Fadiah Nadwa Fikri, the activist currently under investigation for sedition, says Malaysians are not naive about why PKR de facto leader Anwar Ibrahim met with royalty shortly after his release from prison two months ago.

Fadiah, 35, from Alor Setar, Kedah, whose sedition probe has begun because of her comments on the issue, said Anwar did so because he believed getting the support of the Malay sultans would help keep him in the prime minister’s good books as Dr Mahathir Mohamad himself has a somewhat strained relationship with the monarchy.

Or was Anwar simply currying favour with the sultans?

Fadiah, a legal officer with the C4 group (Center to Combat Corruption and Cronyism), wrote on Malaysia Muda, a blog she co-founded to challenge the status quo by airing controversial issues, that Anwar’s recent kissing of Johor ruler Sultan Ibrahim Sultan Iskandar’s hand was perpetuating an “indefensible feudal culture”.

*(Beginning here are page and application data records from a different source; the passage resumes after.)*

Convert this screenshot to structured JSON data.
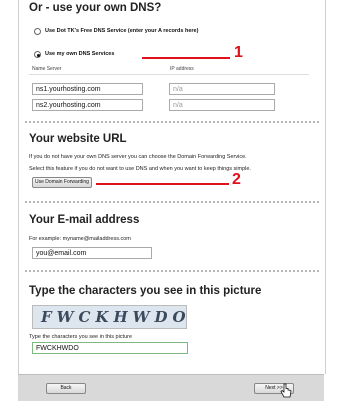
{
  "dns": {
    "title": "Or - use your own DNS?",
    "option_free": "Use Dot TK's Free DNS Service (enter your A records here)",
    "option_own": "Use my own DNS Services",
    "col_name_server": "Name Server",
    "col_ip": "IP address",
    "rows": [
      {
        "server": "ns1.yourhosting.com",
        "ip": "n/a"
      },
      {
        "server": "ns2.yourhosting.com",
        "ip": "n/a"
      }
    ]
  },
  "url": {
    "title": "Your website URL",
    "desc1": "If you do not have your own DNS server you can choose the Domain Forwarding Service.",
    "desc2": "Select this feature if you do not want to use DNS and when you want to keep things simple.",
    "button": "Use Domain Forwarding"
  },
  "email": {
    "title": "Your E-mail address",
    "example": "For example: myname@mailaddress.com",
    "value": "you@email.com"
  },
  "captcha": {
    "title": "Type the characters you see in this picture",
    "image_text": "FWCKHWDO",
    "label": "Type the characters you see in this picture",
    "value": "FWCKHWDO"
  },
  "annotations": {
    "mark1": "1",
    "mark2": "2",
    "color": "#e0111b"
  },
  "footer": {
    "back": "Back",
    "next": "Next >>"
  }
}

Reiterating her point to FMT, Fadiah said Anwar’s actions were proof that the past hype from him about freedom and the greater good was nothing but rhetoric to garner support from voters and to bolster his standing in the new political era.

She said he now found it in his interests to backpedal on some of his previous positions and appeared quite willing to do so.

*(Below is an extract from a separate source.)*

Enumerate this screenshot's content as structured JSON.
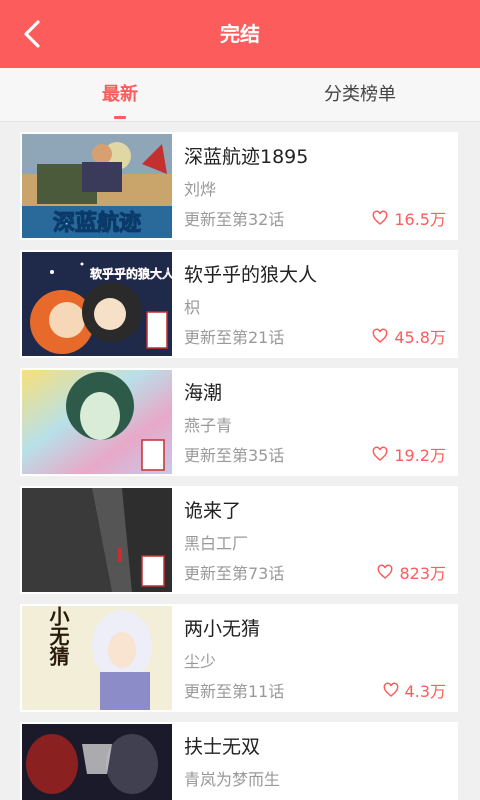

“What Anwar did reflects our current political culture: politicians will still do whatever it takes to ensure that their current and future positions in power are secure, thus perpetuating the feudalism that runs deep in Malaysian politics,” she added. “There has been no proper change yet.”

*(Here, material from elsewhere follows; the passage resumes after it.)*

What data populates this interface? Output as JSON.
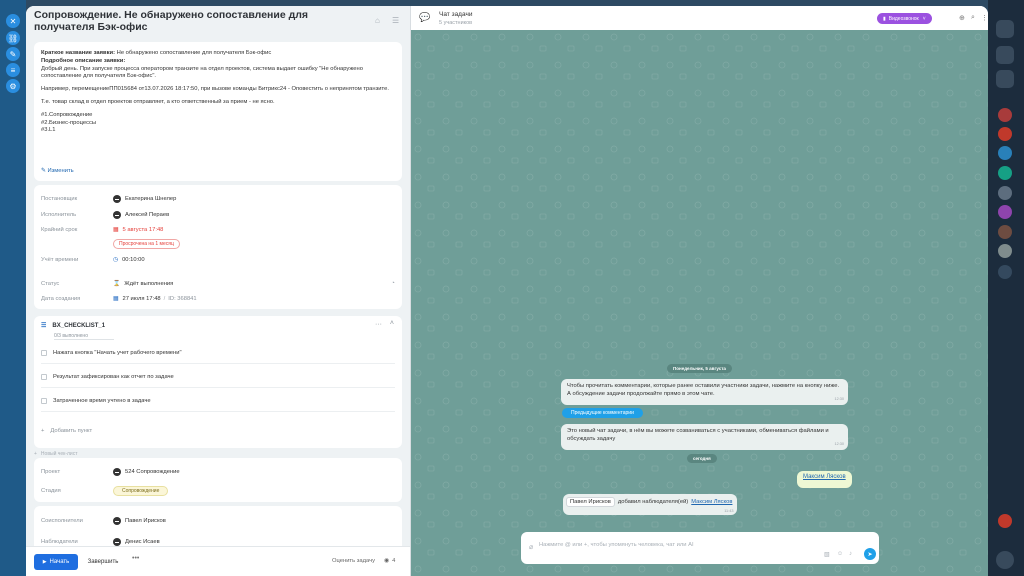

Fadiah said she was not naive enough to believe that politicians would ever come to the rescue of their electorate against their own best interests. However, she said she was nonetheless disappointed in Anwar and felt betrayed by his actions as she had supported him in the past and had high hopes for real change in the country.

Despite being called in by the police for her statement to be taken, Fadiah is showing no signs of backing down. In fact, she plans to write more articles critiquing the powers that be, including Anwar and the monarchy, and calling it as she sees it – wherever that may lead in the sedition stakes.

It could be a perilous path to follow, but she says she is drawing strength from the support and solidarity she has received.

“I am so glad we can talk about things these days. I don’t want to impose my views on anyone, just to stimulate discussion of previously taboo issues, and perhaps be instrumental in bringing real, positive change.”

She also said it was ironic that in the past, she had supported those accused of sedition but now found herself in that very situation.

“Malaysians can no longer be punished for talking about issues deemed controversial to the state. Institutions have to be held accountable by the people,” she said.

“In light of this reality, it is imperative that people use their new freedom to critique those holding power. Malaysians have to reclaim the true meaning of democracy – power for the people and by the people. Otherwise, we will be complicit in perpetuating the inevitable abuse of power.

“I expected more people to voice their disquiet about Pakatan Harapan not abolishing the Sedition Act,” she added.

“We must continually remind the new government to keep its promises because we cannot rely on our political overlords to bring about necessary change without our continual prodding.

“We must mobilise our collective energy to build a just and progressive Malaysia for everyone.”

Fadiah is expected to be questioned by the police again in the coming weeks. – FMT